A notoriously hazardous cosmetic ingredient now has another black mark on its record: Butylparaben – a hormone-disrupting chemical used as a preservative in personal care products and linked to cancer, sperm damage and environmental harm – was recently classified by the European Chemicals Agency as a substance of very high concern.
The agency, known as ECHA, could not identify a safe level of exposure to butylparaben. Once chemicals are classified as substances of very high concern, they are placed on the so-called Candidate List, and ECHA says “our aim is to gradually phase them out.”
For years, EWG has called for the removal from cosmetics of long-chain parabens, including butylparaben. Under mounting public pressure, led in part by EWG, many cosmetic manufacturers have taken steps to remove the concerning parabens from their products.
But pleas to the federal Food and Drug Administration have fallen on deaf ears, and butylparaben is still found in products on store shelves. There are 174 products that contain butylparaben in EWG’s Skin Deep® cosmetics database, a free resource that scores personal care product safety based on the hazards associated with their ingredients. It is continually updated with new products and ingredients.
ECHA’s move to classify butylparaben as a substance of very high concern is a step toward protecting European consumers. But it does not go far enough and does not affect products sold in the U.S.
Classification as a substance of very high concern does not mean a substance is immediately banned. Rather, it requires chemical manufacturers in the European Union to provide information about safe use until ECHA reviews the chemical further, particularly if the substance exceeds 0.1 percent in a product. But this does not solve the problem of parabens, because they are used in personal care products at concentrations of less than 0.1 percent.
Animal studies have found that butylparaben harms male fertility, even at the lowest exposure levels tested. EWG recommends the U.S. and EU take decisive action to safeguard public health by banning long-chain parabens in personal care products and other consumer goods.
In the meantime, consumers should use Skin Deep or EWG’s Healthy Living app to choose products free from long-chain parabens – butyl-, propyl-, isobutyl- and isopropylparaben – to protect themselves and the environment. Products that bear EWG’s VERIFIED™ mark are also an excellent choice: They meet EWG’s strictest standards for health and transparency, so they are free from hundreds of hazardous ingredients, including long-chain parabens.

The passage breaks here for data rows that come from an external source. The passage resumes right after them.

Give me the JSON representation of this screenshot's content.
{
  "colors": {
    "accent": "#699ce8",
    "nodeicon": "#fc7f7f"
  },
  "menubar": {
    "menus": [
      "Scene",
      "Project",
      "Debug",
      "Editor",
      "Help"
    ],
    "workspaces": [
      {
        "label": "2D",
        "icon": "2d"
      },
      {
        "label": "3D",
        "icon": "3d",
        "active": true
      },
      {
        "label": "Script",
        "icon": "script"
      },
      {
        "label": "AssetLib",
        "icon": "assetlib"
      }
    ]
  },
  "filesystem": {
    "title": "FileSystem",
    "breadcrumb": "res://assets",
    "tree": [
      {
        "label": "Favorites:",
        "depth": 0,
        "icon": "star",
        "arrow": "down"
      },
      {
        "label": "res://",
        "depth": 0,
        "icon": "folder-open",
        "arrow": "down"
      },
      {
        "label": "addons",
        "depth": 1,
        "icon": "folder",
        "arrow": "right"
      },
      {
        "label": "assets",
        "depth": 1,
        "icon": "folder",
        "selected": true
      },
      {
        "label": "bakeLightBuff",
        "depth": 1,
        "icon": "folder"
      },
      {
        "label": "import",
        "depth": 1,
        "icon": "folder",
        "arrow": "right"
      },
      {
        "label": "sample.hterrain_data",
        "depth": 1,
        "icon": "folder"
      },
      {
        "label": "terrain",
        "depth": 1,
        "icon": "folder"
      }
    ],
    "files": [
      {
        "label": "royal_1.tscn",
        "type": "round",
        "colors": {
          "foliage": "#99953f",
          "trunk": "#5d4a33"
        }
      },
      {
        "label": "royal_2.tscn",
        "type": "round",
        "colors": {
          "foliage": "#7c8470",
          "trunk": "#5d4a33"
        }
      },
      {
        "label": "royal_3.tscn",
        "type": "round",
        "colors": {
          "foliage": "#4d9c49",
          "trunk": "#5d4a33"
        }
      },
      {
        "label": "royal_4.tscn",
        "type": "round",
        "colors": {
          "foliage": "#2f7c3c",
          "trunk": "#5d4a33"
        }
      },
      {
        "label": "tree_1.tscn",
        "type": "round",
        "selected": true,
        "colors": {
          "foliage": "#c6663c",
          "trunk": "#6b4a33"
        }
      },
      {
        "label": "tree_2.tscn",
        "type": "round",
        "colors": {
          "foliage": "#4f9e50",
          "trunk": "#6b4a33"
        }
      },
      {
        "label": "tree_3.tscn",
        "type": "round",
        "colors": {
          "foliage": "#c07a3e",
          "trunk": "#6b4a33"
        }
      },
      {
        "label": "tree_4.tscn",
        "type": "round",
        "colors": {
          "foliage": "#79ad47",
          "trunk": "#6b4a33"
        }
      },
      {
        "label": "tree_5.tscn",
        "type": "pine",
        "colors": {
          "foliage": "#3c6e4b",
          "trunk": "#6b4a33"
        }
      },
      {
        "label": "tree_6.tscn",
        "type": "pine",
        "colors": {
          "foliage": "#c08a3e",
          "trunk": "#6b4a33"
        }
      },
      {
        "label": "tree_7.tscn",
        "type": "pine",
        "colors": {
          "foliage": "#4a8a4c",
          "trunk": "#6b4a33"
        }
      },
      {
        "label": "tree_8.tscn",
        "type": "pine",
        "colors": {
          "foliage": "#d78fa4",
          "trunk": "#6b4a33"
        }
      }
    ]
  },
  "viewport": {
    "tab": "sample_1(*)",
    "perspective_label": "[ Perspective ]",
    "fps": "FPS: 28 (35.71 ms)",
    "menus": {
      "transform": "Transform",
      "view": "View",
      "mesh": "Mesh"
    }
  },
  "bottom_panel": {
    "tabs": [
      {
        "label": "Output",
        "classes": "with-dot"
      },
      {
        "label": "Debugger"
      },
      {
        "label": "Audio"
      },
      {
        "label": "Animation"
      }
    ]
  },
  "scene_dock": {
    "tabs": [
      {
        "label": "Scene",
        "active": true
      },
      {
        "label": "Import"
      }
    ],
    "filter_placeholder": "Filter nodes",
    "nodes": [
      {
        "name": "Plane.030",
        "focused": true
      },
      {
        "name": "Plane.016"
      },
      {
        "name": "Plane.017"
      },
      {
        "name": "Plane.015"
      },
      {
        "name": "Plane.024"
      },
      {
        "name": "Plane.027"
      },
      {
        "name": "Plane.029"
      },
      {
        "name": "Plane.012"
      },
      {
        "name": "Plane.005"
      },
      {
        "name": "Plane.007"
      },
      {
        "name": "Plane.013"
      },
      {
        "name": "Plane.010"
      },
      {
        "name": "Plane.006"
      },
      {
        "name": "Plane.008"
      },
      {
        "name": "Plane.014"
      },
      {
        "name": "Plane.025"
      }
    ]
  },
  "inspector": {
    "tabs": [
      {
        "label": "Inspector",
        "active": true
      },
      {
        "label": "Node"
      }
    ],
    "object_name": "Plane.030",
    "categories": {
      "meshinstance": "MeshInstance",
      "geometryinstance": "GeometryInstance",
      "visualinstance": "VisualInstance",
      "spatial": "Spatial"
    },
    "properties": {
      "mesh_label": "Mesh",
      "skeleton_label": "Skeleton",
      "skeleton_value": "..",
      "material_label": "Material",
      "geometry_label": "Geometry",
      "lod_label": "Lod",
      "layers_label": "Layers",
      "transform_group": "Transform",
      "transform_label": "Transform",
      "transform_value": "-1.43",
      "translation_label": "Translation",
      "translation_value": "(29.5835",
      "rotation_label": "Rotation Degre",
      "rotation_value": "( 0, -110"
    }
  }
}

Three other chemicals were included in the recent update to the Candidate List: 1-vinylimidazole, 2-methylimidazole and dibutylbis(pentane-2,4-dionato-O,O')tin, used in the production of polymers, coating products and plastics.